Work instruction: Where a line in the entries below contains the word "title", count it. Return the total alone.

The data:

-=-=-=-=-

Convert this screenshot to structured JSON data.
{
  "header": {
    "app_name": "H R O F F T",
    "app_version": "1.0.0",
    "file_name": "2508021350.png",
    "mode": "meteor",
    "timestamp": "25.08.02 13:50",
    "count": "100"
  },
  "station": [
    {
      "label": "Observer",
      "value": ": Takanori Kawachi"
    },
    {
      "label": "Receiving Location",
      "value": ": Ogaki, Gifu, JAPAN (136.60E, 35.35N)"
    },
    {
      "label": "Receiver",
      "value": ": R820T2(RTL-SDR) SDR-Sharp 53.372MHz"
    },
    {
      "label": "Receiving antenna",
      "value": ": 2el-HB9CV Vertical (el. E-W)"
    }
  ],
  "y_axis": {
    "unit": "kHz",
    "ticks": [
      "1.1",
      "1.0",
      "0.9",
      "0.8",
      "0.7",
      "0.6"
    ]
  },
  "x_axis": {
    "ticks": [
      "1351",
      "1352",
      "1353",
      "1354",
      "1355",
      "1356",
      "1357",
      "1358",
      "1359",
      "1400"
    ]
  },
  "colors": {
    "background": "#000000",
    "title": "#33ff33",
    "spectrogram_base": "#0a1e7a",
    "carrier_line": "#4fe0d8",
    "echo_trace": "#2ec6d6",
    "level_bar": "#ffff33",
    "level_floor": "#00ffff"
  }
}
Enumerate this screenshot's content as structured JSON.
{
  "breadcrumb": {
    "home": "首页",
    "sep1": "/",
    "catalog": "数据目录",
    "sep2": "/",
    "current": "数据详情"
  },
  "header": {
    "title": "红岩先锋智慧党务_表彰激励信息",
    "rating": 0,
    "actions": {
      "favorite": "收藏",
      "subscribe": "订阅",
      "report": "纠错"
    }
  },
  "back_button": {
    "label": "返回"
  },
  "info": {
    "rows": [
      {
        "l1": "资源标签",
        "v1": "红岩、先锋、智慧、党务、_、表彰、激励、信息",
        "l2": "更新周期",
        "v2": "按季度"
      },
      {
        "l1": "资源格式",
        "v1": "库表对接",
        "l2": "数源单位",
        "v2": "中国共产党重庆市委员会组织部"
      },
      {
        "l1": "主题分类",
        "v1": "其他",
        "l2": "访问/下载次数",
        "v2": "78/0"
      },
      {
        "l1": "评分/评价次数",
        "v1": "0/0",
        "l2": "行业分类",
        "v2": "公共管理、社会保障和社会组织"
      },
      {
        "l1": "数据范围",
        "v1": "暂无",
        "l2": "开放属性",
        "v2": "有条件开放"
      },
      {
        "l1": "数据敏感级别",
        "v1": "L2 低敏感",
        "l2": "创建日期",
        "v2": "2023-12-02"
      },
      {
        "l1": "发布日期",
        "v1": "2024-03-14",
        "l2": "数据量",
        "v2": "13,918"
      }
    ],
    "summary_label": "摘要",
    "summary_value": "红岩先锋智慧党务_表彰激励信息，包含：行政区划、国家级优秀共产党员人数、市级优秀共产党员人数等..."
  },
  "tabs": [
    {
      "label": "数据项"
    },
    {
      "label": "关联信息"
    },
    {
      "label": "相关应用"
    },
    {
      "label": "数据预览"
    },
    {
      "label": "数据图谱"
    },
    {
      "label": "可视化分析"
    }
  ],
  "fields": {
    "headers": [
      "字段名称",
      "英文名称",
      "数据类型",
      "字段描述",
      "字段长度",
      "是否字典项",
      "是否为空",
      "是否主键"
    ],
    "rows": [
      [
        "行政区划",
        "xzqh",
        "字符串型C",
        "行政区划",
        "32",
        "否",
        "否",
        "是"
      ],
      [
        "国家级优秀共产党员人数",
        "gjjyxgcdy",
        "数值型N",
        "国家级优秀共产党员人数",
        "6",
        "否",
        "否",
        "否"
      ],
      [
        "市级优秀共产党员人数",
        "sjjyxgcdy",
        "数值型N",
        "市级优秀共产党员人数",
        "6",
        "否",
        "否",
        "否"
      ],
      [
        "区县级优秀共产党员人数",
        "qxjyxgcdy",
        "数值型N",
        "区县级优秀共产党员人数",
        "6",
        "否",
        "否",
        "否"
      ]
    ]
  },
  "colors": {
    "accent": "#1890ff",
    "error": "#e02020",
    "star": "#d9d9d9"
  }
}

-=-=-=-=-

The answer: 2